(Website and app data records)

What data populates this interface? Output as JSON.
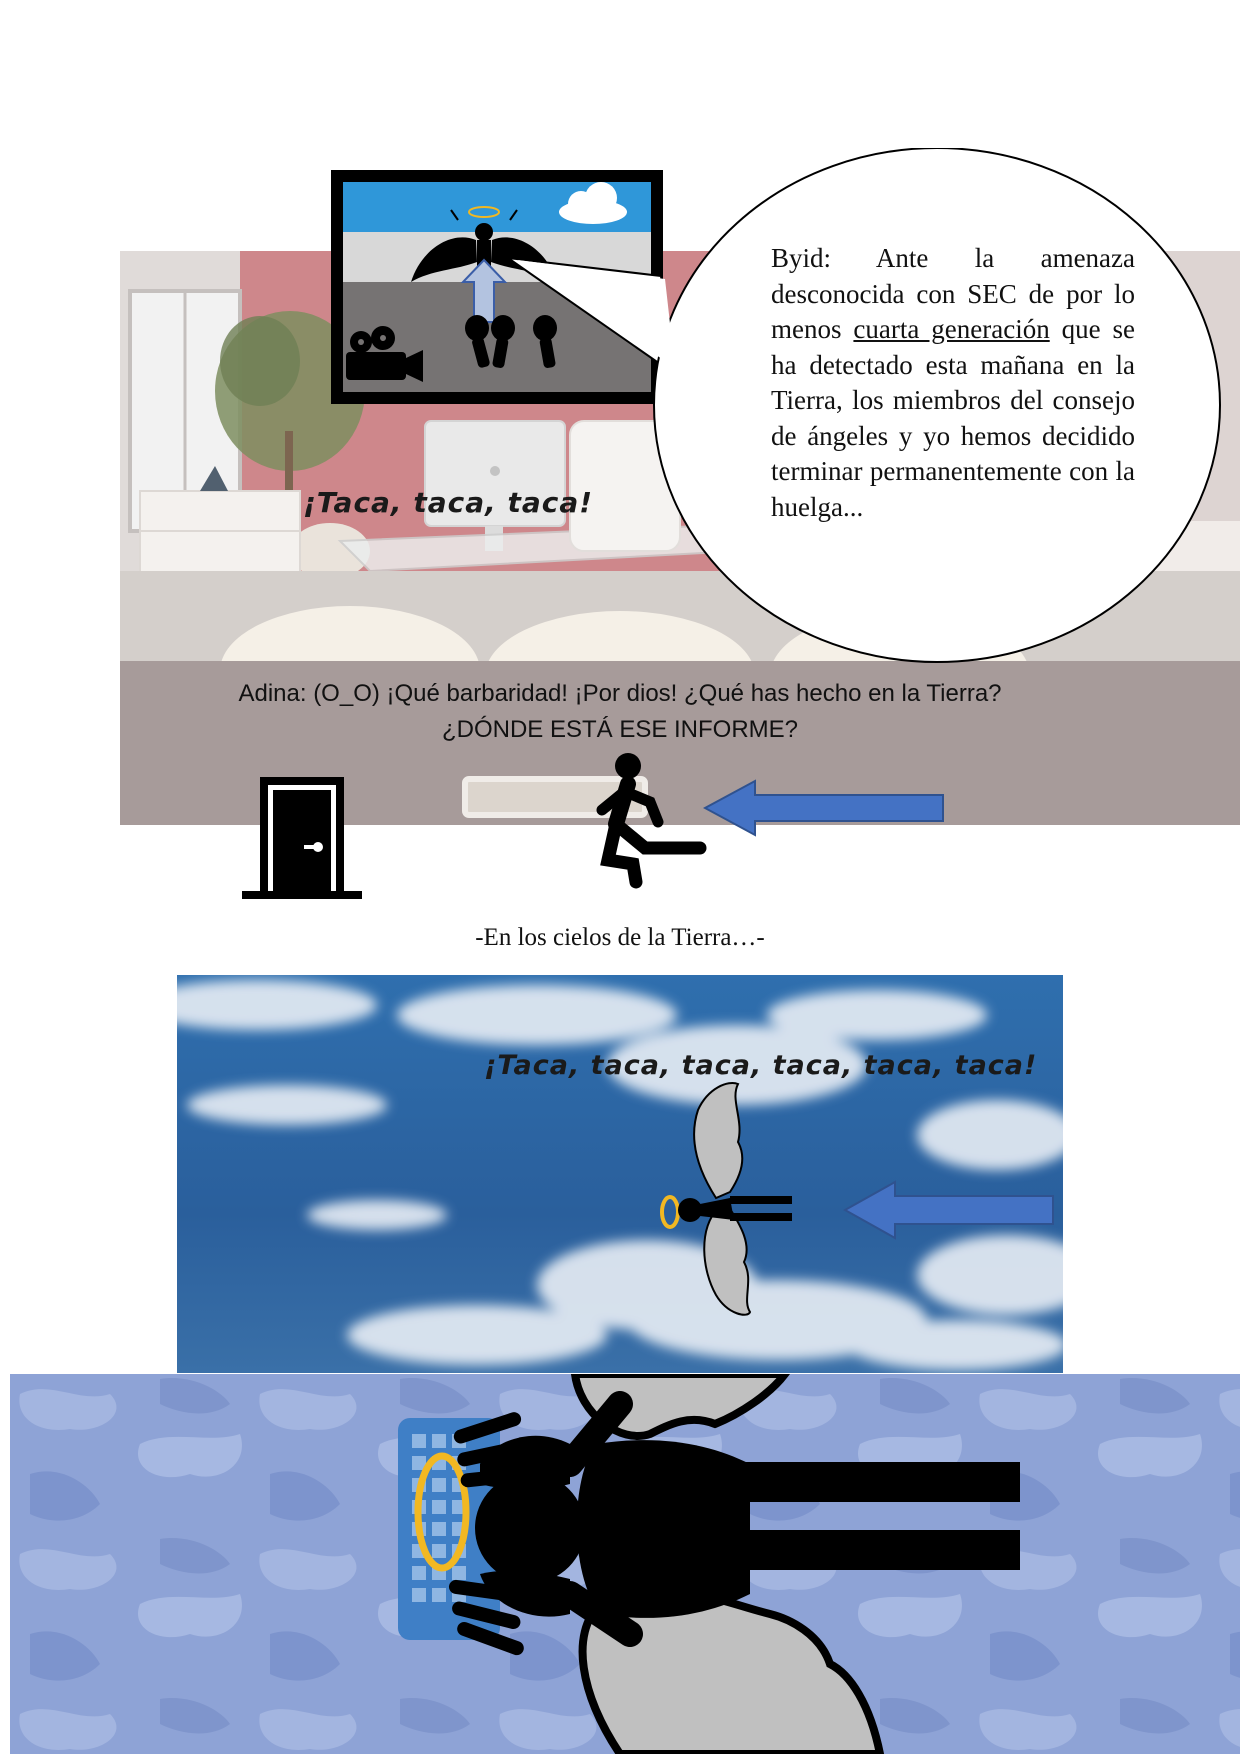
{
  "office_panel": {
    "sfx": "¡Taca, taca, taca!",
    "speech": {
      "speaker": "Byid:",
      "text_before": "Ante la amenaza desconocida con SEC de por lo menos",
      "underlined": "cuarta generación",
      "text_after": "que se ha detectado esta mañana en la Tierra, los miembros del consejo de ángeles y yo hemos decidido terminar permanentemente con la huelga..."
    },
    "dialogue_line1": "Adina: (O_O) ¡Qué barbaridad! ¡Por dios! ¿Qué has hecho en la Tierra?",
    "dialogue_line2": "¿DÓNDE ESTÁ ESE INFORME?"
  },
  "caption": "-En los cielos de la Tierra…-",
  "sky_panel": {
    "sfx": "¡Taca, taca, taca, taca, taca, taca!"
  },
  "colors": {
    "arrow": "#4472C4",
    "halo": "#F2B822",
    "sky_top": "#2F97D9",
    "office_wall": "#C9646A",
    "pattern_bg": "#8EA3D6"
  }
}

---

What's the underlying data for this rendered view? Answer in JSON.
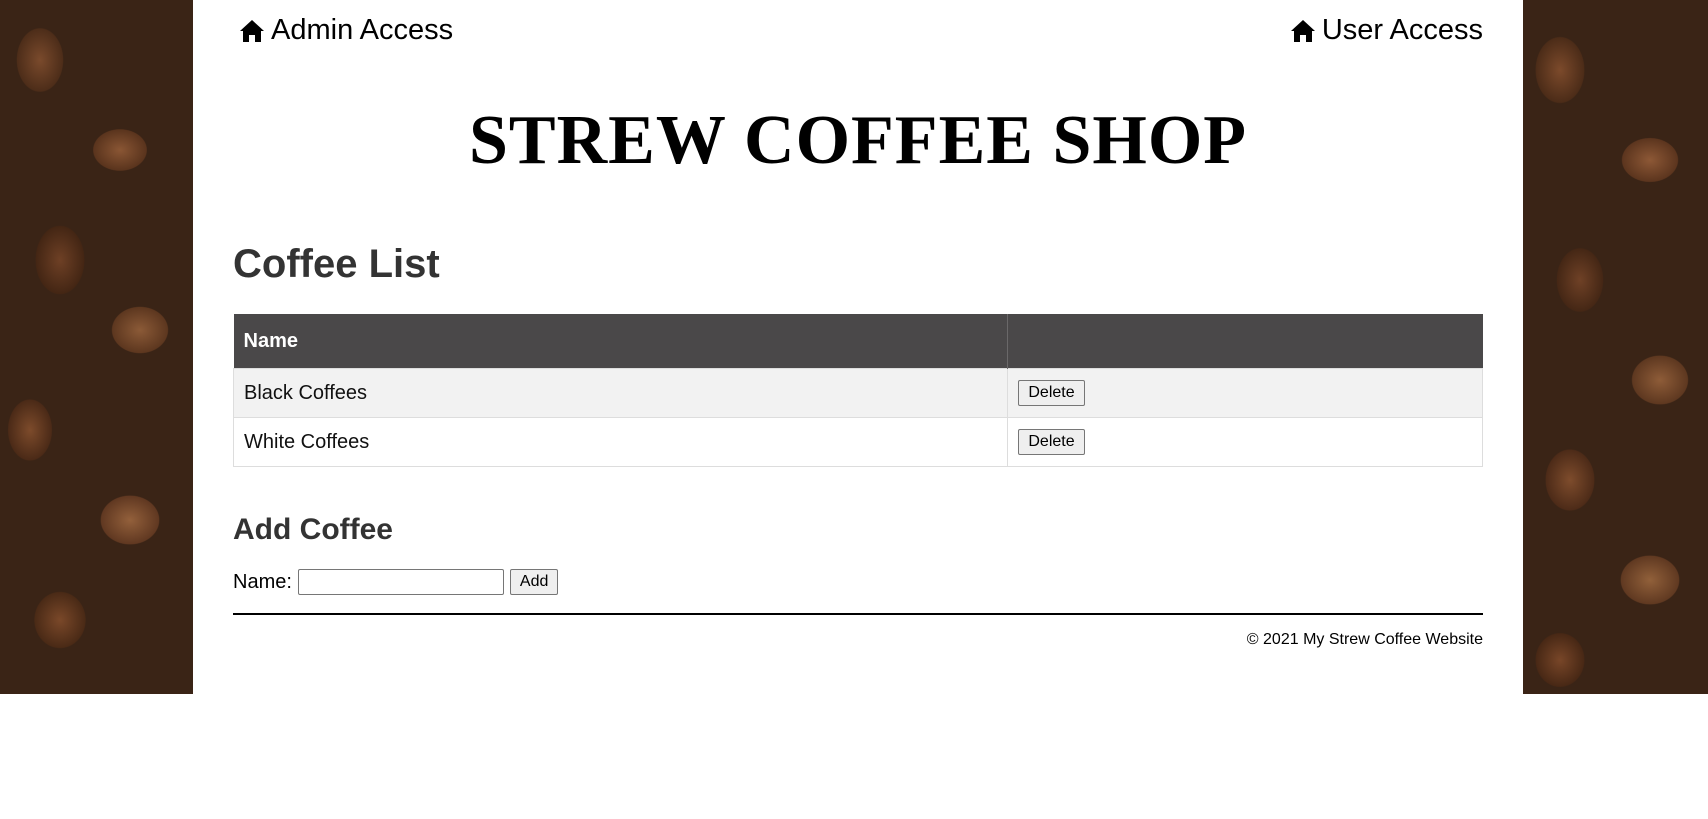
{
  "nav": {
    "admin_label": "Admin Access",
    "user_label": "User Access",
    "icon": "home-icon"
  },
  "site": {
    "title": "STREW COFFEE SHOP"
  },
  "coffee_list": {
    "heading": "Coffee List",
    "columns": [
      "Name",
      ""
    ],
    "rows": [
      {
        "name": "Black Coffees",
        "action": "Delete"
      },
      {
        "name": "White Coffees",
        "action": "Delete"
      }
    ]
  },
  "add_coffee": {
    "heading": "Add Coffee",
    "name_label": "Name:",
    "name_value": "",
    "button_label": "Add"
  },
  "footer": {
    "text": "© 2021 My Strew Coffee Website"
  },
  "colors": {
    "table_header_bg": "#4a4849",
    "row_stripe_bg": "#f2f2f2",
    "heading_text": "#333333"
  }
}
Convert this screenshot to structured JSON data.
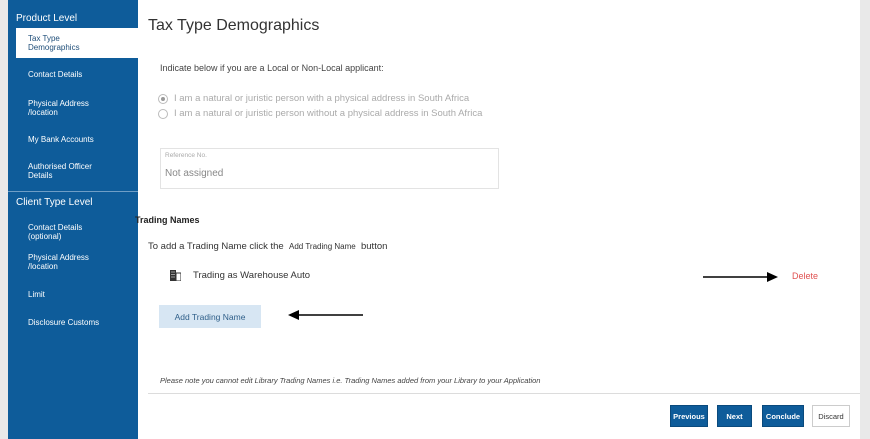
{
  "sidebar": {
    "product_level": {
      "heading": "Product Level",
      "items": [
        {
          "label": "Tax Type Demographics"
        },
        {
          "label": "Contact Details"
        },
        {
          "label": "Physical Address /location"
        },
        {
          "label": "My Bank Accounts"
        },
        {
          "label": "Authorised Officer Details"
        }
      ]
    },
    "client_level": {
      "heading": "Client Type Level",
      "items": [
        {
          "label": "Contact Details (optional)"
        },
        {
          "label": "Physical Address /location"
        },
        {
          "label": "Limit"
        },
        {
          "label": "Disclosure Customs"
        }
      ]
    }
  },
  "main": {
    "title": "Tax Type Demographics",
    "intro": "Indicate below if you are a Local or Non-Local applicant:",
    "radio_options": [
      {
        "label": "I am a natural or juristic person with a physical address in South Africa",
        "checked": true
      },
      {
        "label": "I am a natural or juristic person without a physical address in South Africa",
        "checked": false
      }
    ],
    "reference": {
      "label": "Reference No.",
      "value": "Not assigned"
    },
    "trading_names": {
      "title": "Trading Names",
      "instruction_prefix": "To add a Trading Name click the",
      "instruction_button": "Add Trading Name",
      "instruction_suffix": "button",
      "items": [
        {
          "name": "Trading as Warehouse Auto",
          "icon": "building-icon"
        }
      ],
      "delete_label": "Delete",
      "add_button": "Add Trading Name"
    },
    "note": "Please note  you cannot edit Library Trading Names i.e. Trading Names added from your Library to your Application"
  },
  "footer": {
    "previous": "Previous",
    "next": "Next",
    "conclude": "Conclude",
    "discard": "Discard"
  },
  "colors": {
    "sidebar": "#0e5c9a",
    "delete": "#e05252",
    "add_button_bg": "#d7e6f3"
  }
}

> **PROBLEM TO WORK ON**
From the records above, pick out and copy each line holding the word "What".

> **ANSWER SPACE**
What data populates this interface? Output as JSON.
What's the underlying data for this rendered view? Answer in JSON.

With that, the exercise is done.